It should come as no surprise that ankle sprains are, by a good margin, the most common of all athletic injuries. Whether you’re a runner, dancer, play basketball or football, or even a golfer, your ankles are an obvious weak point. They have to be durable enough to absorb heavy landings, nimble enough to provide stability and make quick pivots, and powerful enough to launch you forward or into the air. It’s a big job, and injuries are an all-too-frequent result.
Unfortunately, the “ordinariness” of ankle sprains may lull some people into a fall sense of security, or give them a somewhat casual attitude toward their treatment and recovery. However, sprains can have profound long-term effects on the health, function, and stability of your ankles long after the injury takes place—especially if you don’t follow through with proper treatment protocols. This can include:
Ankle sprains that just never seem to heal or go away, with pain and swelling that lasts months or even years after the initial injury.
Ankles that never really regain their flexibility and function after an injury. This loss of motion not only reduces athletic performance, but affects your entire walking gait in ways that could lead to pain throughout the legs and back.

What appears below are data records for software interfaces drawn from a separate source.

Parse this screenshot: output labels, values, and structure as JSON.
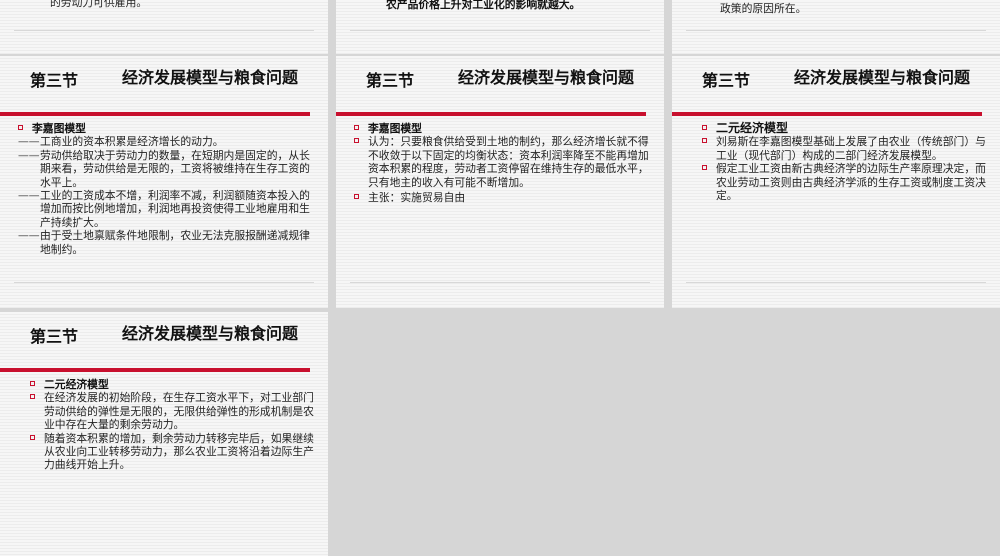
{
  "partials": {
    "left_text": "的劳动力可供雇用。",
    "mid_text": "农产品价格上升对工业化的影响就越大。",
    "right_line1": "…",
    "right_line2": "政策的原因所在。"
  },
  "slides": [
    {
      "section": "第三节",
      "title": "经济发展模型与粮食问题",
      "heading": "李嘉图模型",
      "items": [
        {
          "type": "dash",
          "text": "工商业的资本积累是经济增长的动力。"
        },
        {
          "type": "dash",
          "text": "劳动供给取决于劳动力的数量，在短期内是固定的，从长期来看，劳动供给是无限的，工资将被维持在生存工资的水平上。"
        },
        {
          "type": "dash",
          "text": "工业的工资成本不增，利润率不减，利润额随资本投入的增加而按比例地增加，利润地再投资使得工业地雇用和生产持续扩大。"
        },
        {
          "type": "dash",
          "text": "由于受土地禀赋条件地限制，农业无法克服报酬递减规律地制约。"
        }
      ]
    },
    {
      "section": "第三节",
      "title": "经济发展模型与粮食问题",
      "heading": "李嘉图模型",
      "items": [
        {
          "type": "bullet",
          "text": "认为：只要粮食供给受到土地的制约，那么经济增长就不得不收敛于以下固定的均衡状态：资本利润率降至不能再增加资本积累的程度，劳动者工资停留在维持生存的最低水平，只有地主的收入有可能不断增加。"
        },
        {
          "type": "bullet",
          "text": "主张：实施贸易自由"
        }
      ]
    },
    {
      "section": "第三节",
      "title": "经济发展模型与粮食问题",
      "heading": "二元经济模型",
      "items": [
        {
          "type": "bullet",
          "text": "刘易斯在李嘉图模型基础上发展了由农业（传统部门）与工业（现代部门）构成的二部门经济发展模型。"
        },
        {
          "type": "bullet",
          "text": "假定工业工资由新古典经济学的边际生产率原理决定，而农业劳动工资则由古典经济学派的生存工资或制度工资决定。"
        }
      ]
    },
    {
      "section": "第三节",
      "title": "经济发展模型与粮食问题",
      "heading": "二元经济模型",
      "items": [
        {
          "type": "bullet",
          "text": "在经济发展的初始阶段，在生存工资水平下，对工业部门劳动供给的弹性是无限的，无限供给弹性的形成机制是农业中存在大量的剩余劳动力。"
        },
        {
          "type": "bullet",
          "text": "随着资本积累的增加，剩余劳动力转移完毕后，如果继续从农业向工业转移劳动力，那么农业工资将沿着边际生产力曲线开始上升。"
        }
      ]
    }
  ]
}
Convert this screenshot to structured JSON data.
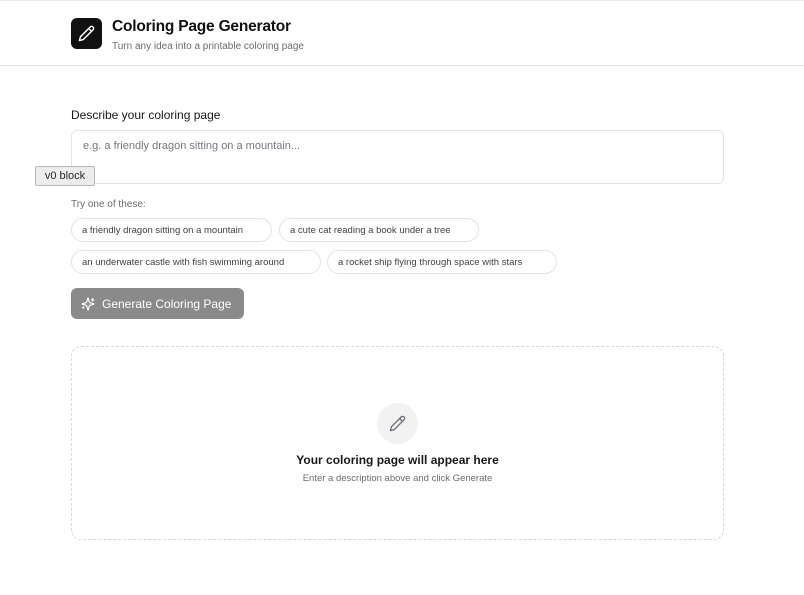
{
  "header": {
    "title": "Coloring Page Generator",
    "subtitle": "Turn any idea into a printable coloring page",
    "logo_icon": "pencil-icon"
  },
  "prompt": {
    "label": "Describe your coloring page",
    "value": "",
    "placeholder": "e.g. a friendly dragon sitting on a mountain..."
  },
  "badge": {
    "label": "v0 block"
  },
  "suggestions": {
    "label": "Try one of these:",
    "items": [
      "a friendly dragon sitting on a mountain",
      "a cute cat reading a book under a tree",
      "an underwater castle with fish swimming around",
      "a rocket ship flying through space with stars"
    ]
  },
  "generate": {
    "label": "Generate Coloring Page",
    "icon": "sparkles-icon",
    "state": "disabled"
  },
  "result": {
    "icon": "pencil-icon",
    "title": "Your coloring page will appear here",
    "subtitle": "Enter a description above and click Generate"
  },
  "colors": {
    "logo_bg": "#111111",
    "button_disabled_bg": "#8a8a8a",
    "border": "#e4e4e7"
  }
}
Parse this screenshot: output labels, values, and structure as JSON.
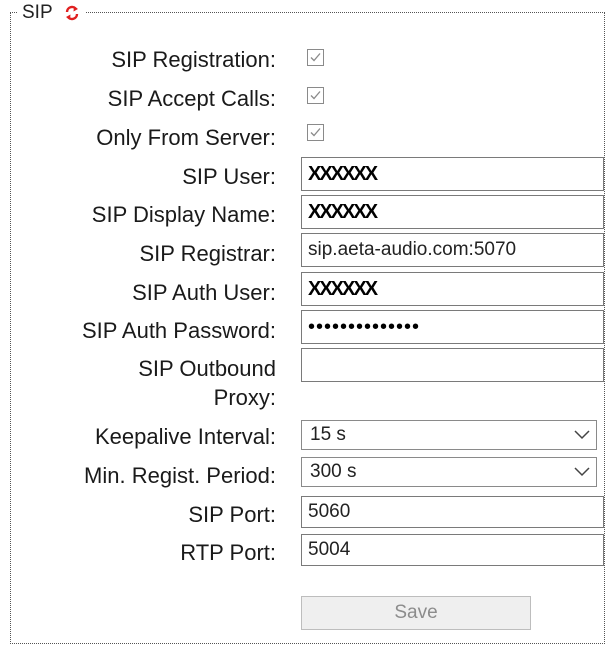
{
  "section": {
    "title": "SIP",
    "refresh_icon": "refresh-arrows-icon",
    "refresh_color": "#e02020"
  },
  "fields": {
    "sip_registration": {
      "label": "SIP Registration:",
      "checked": true
    },
    "sip_accept_calls": {
      "label": "SIP Accept Calls:",
      "checked": true
    },
    "only_from_server": {
      "label": "Only From Server:",
      "checked": true
    },
    "sip_user": {
      "label": "SIP User:",
      "value": "XXXXXX"
    },
    "sip_display_name": {
      "label": "SIP Display Name:",
      "value": "XXXXXX"
    },
    "sip_registrar": {
      "label": "SIP Registrar:",
      "value": "sip.aeta-audio.com:5070"
    },
    "sip_auth_user": {
      "label": "SIP Auth User:",
      "value": "XXXXXX"
    },
    "sip_auth_password": {
      "label": "SIP Auth Password:",
      "value": "••••••••••••••"
    },
    "sip_outbound_proxy": {
      "label": "SIP Outbound Proxy:",
      "value": ""
    },
    "keepalive_interval": {
      "label": "Keepalive Interval:",
      "value": "15 s"
    },
    "min_regist_period": {
      "label": "Min. Regist. Period:",
      "value": "300 s"
    },
    "sip_port": {
      "label": "SIP Port:",
      "value": "5060"
    },
    "rtp_port": {
      "label": "RTP Port:",
      "value": "5004"
    }
  },
  "actions": {
    "save_label": "Save"
  }
}
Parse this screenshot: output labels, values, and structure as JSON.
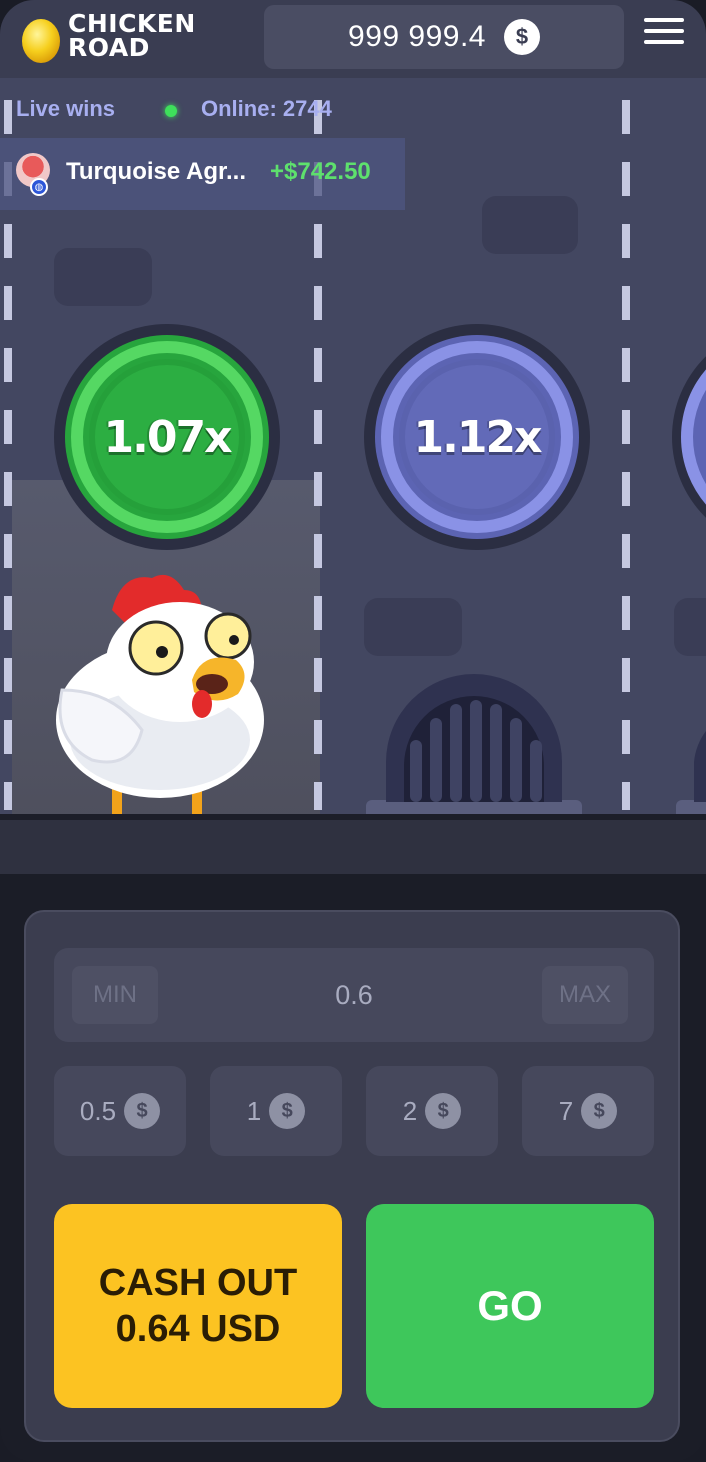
{
  "app": {
    "logo_line1": "CHICKEN",
    "logo_line2": "ROAD"
  },
  "header": {
    "balance": "999 999.4",
    "currency_symbol": "$",
    "menu_icon": "hamburger-menu-icon"
  },
  "live": {
    "label": "Live wins",
    "online_label": "Online: 2744"
  },
  "latest_win": {
    "name": "Turquoise Agr...",
    "amount": "+$742.50"
  },
  "lanes": [
    {
      "multiplier": "1.07x",
      "state": "passed"
    },
    {
      "multiplier": "1.12x",
      "state": "next"
    }
  ],
  "bet": {
    "min_label": "MIN",
    "max_label": "MAX",
    "value": "0.6"
  },
  "chips": [
    {
      "value": "0.5",
      "symbol": "$"
    },
    {
      "value": "1",
      "symbol": "$"
    },
    {
      "value": "2",
      "symbol": "$"
    },
    {
      "value": "7",
      "symbol": "$"
    }
  ],
  "actions": {
    "cashout_line1": "CASH OUT",
    "cashout_line2": "0.64 USD",
    "go_label": "GO"
  },
  "colors": {
    "accent_green": "#3ec75b",
    "cashout_yellow": "#fcc322",
    "win_green": "#5ee06d",
    "live_text": "#a8aff0"
  }
}
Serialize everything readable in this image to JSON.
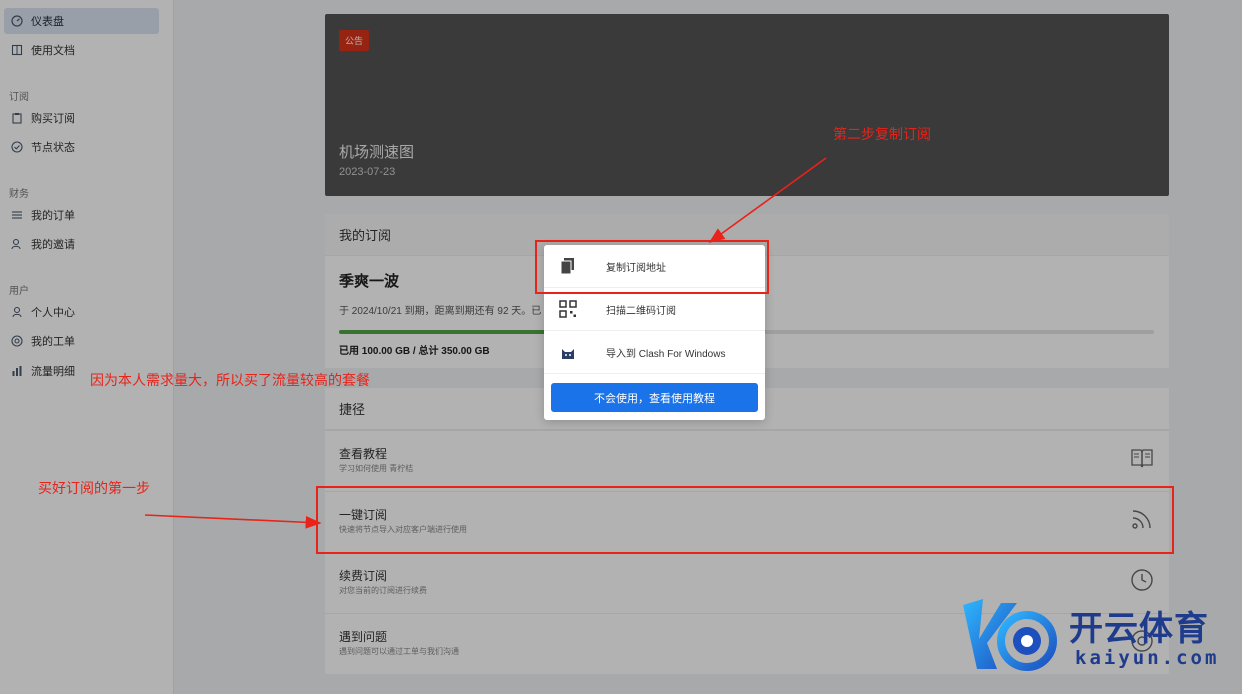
{
  "sidebar": {
    "items": [
      {
        "label": "仪表盘",
        "icon": "dashboard-icon",
        "active": true
      },
      {
        "label": "使用文档",
        "icon": "book-icon"
      },
      {
        "label": "购买订阅",
        "icon": "clipboard-icon"
      },
      {
        "label": "节点状态",
        "icon": "check-circle-icon"
      },
      {
        "label": "我的订单",
        "icon": "list-icon"
      },
      {
        "label": "我的邀请",
        "icon": "user-plus-icon"
      },
      {
        "label": "个人中心",
        "icon": "user-icon"
      },
      {
        "label": "我的工单",
        "icon": "lifebuoy-icon"
      },
      {
        "label": "流量明细",
        "icon": "bar-chart-icon"
      }
    ],
    "groups": [
      "订阅",
      "财务",
      "用户"
    ]
  },
  "banner": {
    "badge": "公告",
    "title": "机场测速图",
    "date": "2023-07-23"
  },
  "subscription": {
    "header": "我的订阅",
    "plan_name": "季爽一波",
    "expiry": "于 2024/10/21 到期，距离到期还有 92 天。已",
    "usage": "已用 100.00 GB / 总计 350.00 GB",
    "used_fraction": 0.286
  },
  "shortcuts": {
    "header": "捷径",
    "items": [
      {
        "title": "查看教程",
        "desc": "学习如何使用 青柠桔",
        "icon": "book-icon"
      },
      {
        "title": "一键订阅",
        "desc": "快速将节点导入对应客户端进行使用",
        "icon": "rss-icon"
      },
      {
        "title": "续费订阅",
        "desc": "对您当前的订阅进行续费",
        "icon": "clock-icon"
      },
      {
        "title": "遇到问题",
        "desc": "遇到问题可以通过工单与我们沟通",
        "icon": "help-icon"
      }
    ]
  },
  "popup": {
    "items": [
      {
        "label": "复制订阅地址",
        "icon": "copy-icon"
      },
      {
        "label": "扫描二维码订阅",
        "icon": "qrcode-icon"
      },
      {
        "label": "导入到 Clash For Windows",
        "icon": "clash-cat-icon"
      }
    ],
    "button": "不会使用，查看使用教程"
  },
  "annotations": {
    "step2": "第二步复制订阅",
    "reason": "因为本人需求量大，所以买了流量较高的套餐",
    "step1": "买好订阅的第一步"
  },
  "watermark": {
    "cn": "开云体育",
    "en": "kaiyun.com"
  },
  "colors": {
    "accent": "#1a73e8",
    "annotation": "#e8231a",
    "badge": "#d9341a",
    "progress": "#52a447"
  }
}
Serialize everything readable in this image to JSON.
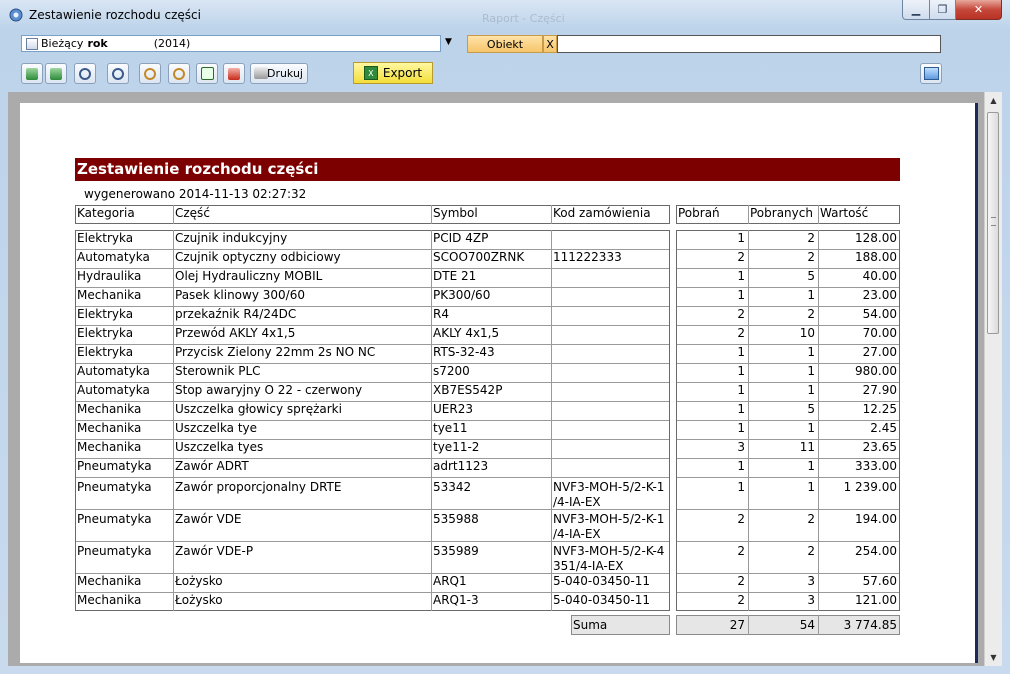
{
  "window": {
    "title": "Zestawienie rozchodu części",
    "ghost_title": "Raport - Części"
  },
  "toolbar": {
    "period_prefix": "Bieżący",
    "period_bold": "rok",
    "period_year": "(2014)",
    "obiekt_label": "Obiekt",
    "clear_label": "X",
    "obiekt_value": "",
    "print_label": "Drukuj",
    "export_label": "Export"
  },
  "report": {
    "title": "Zestawienie rozchodu części",
    "generated": "wygenerowano 2014-11-13 02:27:32",
    "headers": [
      "Kategoria",
      "Część",
      "Symbol",
      "Kod zamówienia",
      "Pobrań",
      "Pobranych",
      "Wartość"
    ],
    "rows": [
      {
        "kategoria": "Elektryka",
        "czesc": "Czujnik indukcyjny",
        "symbol": "PCID 4ZP",
        "kod": "",
        "kod2": "",
        "pobran": "1",
        "pobranych": "2",
        "wartosc": "128.00"
      },
      {
        "kategoria": "Automatyka",
        "czesc": "Czujnik optyczny odbiciowy",
        "symbol": "SCOO700ZRNK",
        "kod": "111222333",
        "kod2": "",
        "pobran": "2",
        "pobranych": "2",
        "wartosc": "188.00"
      },
      {
        "kategoria": "Hydraulika",
        "czesc": "Olej Hydrauliczny MOBIL",
        "symbol": "DTE 21",
        "kod": "",
        "kod2": "",
        "pobran": "1",
        "pobranych": "5",
        "wartosc": "40.00"
      },
      {
        "kategoria": "Mechanika",
        "czesc": "Pasek klinowy 300/60",
        "symbol": "PK300/60",
        "kod": "",
        "kod2": "",
        "pobran": "1",
        "pobranych": "1",
        "wartosc": "23.00"
      },
      {
        "kategoria": "Elektryka",
        "czesc": "przekaźnik R4/24DC",
        "symbol": "R4",
        "kod": "",
        "kod2": "",
        "pobran": "2",
        "pobranych": "2",
        "wartosc": "54.00"
      },
      {
        "kategoria": "Elektryka",
        "czesc": "Przewód AKLY 4x1,5",
        "symbol": "AKLY 4x1,5",
        "kod": "",
        "kod2": "",
        "pobran": "2",
        "pobranych": "10",
        "wartosc": "70.00"
      },
      {
        "kategoria": "Elektryka",
        "czesc": "Przycisk Zielony 22mm  2s NO NC",
        "symbol": "RTS-32-43",
        "kod": "",
        "kod2": "",
        "pobran": "1",
        "pobranych": "1",
        "wartosc": "27.00"
      },
      {
        "kategoria": "Automatyka",
        "czesc": "Sterownik PLC",
        "symbol": "s7200",
        "kod": "",
        "kod2": "",
        "pobran": "1",
        "pobranych": "1",
        "wartosc": "980.00"
      },
      {
        "kategoria": "Automatyka",
        "czesc": "Stop awaryjny O 22 - czerwony",
        "symbol": "XB7ES542P",
        "kod": "",
        "kod2": "",
        "pobran": "1",
        "pobranych": "1",
        "wartosc": "27.90"
      },
      {
        "kategoria": "Mechanika",
        "czesc": "Uszczelka głowicy sprężarki",
        "symbol": "UER23",
        "kod": "",
        "kod2": "",
        "pobran": "1",
        "pobranych": "5",
        "wartosc": "12.25"
      },
      {
        "kategoria": "Mechanika",
        "czesc": "Uszczelka tye",
        "symbol": "tye11",
        "kod": "",
        "kod2": "",
        "pobran": "1",
        "pobranych": "1",
        "wartosc": "2.45"
      },
      {
        "kategoria": "Mechanika",
        "czesc": "Uszczelka tyes",
        "symbol": "tye11-2",
        "kod": "",
        "kod2": "",
        "pobran": "3",
        "pobranych": "11",
        "wartosc": "23.65"
      },
      {
        "kategoria": "Pneumatyka",
        "czesc": "Zawór ADRT",
        "symbol": "adrt1123",
        "kod": "",
        "kod2": "",
        "pobran": "1",
        "pobranych": "1",
        "wartosc": "333.00"
      },
      {
        "kategoria": "Pneumatyka",
        "czesc": "Zawór proporcjonalny DRTE",
        "symbol": "53342",
        "kod": "NVF3-MOH-5/2-K-1",
        "kod2": "/4-IA-EX",
        "pobran": "1",
        "pobranych": "1",
        "wartosc": "1 239.00"
      },
      {
        "kategoria": "Pneumatyka",
        "czesc": "Zawór VDE",
        "symbol": "535988",
        "kod": "NVF3-MOH-5/2-K-1",
        "kod2": "/4-IA-EX",
        "pobran": "2",
        "pobranych": "2",
        "wartosc": "194.00"
      },
      {
        "kategoria": "Pneumatyka",
        "czesc": "Zawór VDE-P",
        "symbol": "535989",
        "kod": "NVF3-MOH-5/2-K-4",
        "kod2": "351/4-IA-EX",
        "pobran": "2",
        "pobranych": "2",
        "wartosc": "254.00"
      },
      {
        "kategoria": "Mechanika",
        "czesc": "Łożysko",
        "symbol": "ARQ1",
        "kod": "5-040-03450-11",
        "kod2": "",
        "pobran": "2",
        "pobranych": "3",
        "wartosc": "57.60"
      },
      {
        "kategoria": "Mechanika",
        "czesc": "Łożysko",
        "symbol": "ARQ1-3",
        "kod": "5-040-03450-11",
        "kod2": "",
        "pobran": "2",
        "pobranych": "3",
        "wartosc": "121.00"
      }
    ],
    "sum": {
      "label": "Suma",
      "pobran": "27",
      "pobranych": "54",
      "wartosc": "3 774.85"
    }
  }
}
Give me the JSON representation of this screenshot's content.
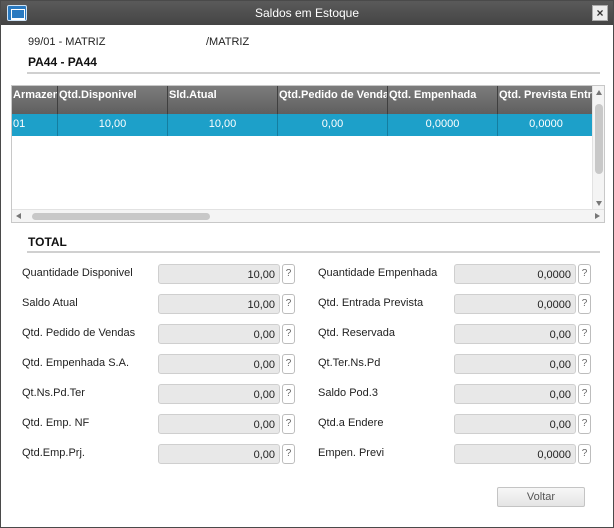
{
  "window": {
    "title": "Saldos em Estoque"
  },
  "header": {
    "branch": "99/01 - MATRIZ",
    "company": "/MATRIZ",
    "product": "PA44 - PA44"
  },
  "grid": {
    "columns": [
      "Armazem",
      "Qtd.Disponivel",
      "Sld.Atual",
      "Qtd.Pedido de Vendas",
      "Qtd. Empenhada",
      "Qtd. Prevista Entrada"
    ],
    "rows": [
      [
        "01",
        "10,00",
        "10,00",
        "0,00",
        "0,0000",
        "0,0000"
      ]
    ]
  },
  "total": {
    "title": "TOTAL",
    "left": [
      {
        "label": "Quantidade Disponivel",
        "value": "10,00"
      },
      {
        "label": "Saldo Atual",
        "value": "10,00"
      },
      {
        "label": "Qtd. Pedido de Vendas",
        "value": "0,00"
      },
      {
        "label": "Qtd. Empenhada S.A.",
        "value": "0,00"
      },
      {
        "label": "Qt.Ns.Pd.Ter",
        "value": "0,00"
      },
      {
        "label": "Qtd. Emp. NF",
        "value": "0,00"
      },
      {
        "label": "Qtd.Emp.Prj.",
        "value": "0,00"
      }
    ],
    "right": [
      {
        "label": "Quantidade Empenhada",
        "value": "0,0000"
      },
      {
        "label": "Qtd. Entrada Prevista",
        "value": "0,0000"
      },
      {
        "label": "Qtd. Reservada",
        "value": "0,00"
      },
      {
        "label": "Qt.Ter.Ns.Pd",
        "value": "0,00"
      },
      {
        "label": "Saldo Pod.3",
        "value": "0,00"
      },
      {
        "label": "Qtd.a Endere",
        "value": "0,00"
      },
      {
        "label": "Empen. Previ",
        "value": "0,0000"
      }
    ],
    "help_glyph": "?"
  },
  "buttons": {
    "close": "×",
    "back": "Voltar"
  },
  "colors": {
    "titlebar": "#4e4e4e",
    "grid_header": "#6e6e6e",
    "selected_row": "#1da0c9"
  },
  "icons": {
    "app": "window-icon",
    "close": "close-icon",
    "help": "help-icon"
  }
}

Ankles that never fully regain their strength and durability after an injury, which usually means many more sprains follow. It also may mean that the weakened ligaments feel unstable or like they’re always about to give way.
Ankles that develop early-onset, post-traumatic pain and arthritis, in some cases many years after the initial injury.
If you sprain your ankle, trust us—you don’t want to gamble with your future. Don’t assume that a little rest is all you need. Give us a call, schedule an appointment, and get the treatment you need. This will minimize the risk of long-term pain or complications as much as possible. Plus, it will help get you back on your feet and on the field as quickly as possible.
In addition to the standard post-injury protocols of rest, ice, compression, and elevation, you may need a cast or walking boot, crutches, splints, a brace, etc. to immobilize the ankle during healing and support it once you’re cleared for weight-bearing. Physical therapy will also be important to rebuild strength and range of motion.
Let our team of experts provide the proper care for your ankle sprain, or help you find relief for your ongoing “just-won’t-heal” ankle injury. Dial (480) 963-9000 to schedule in Chandler or Gilbert today.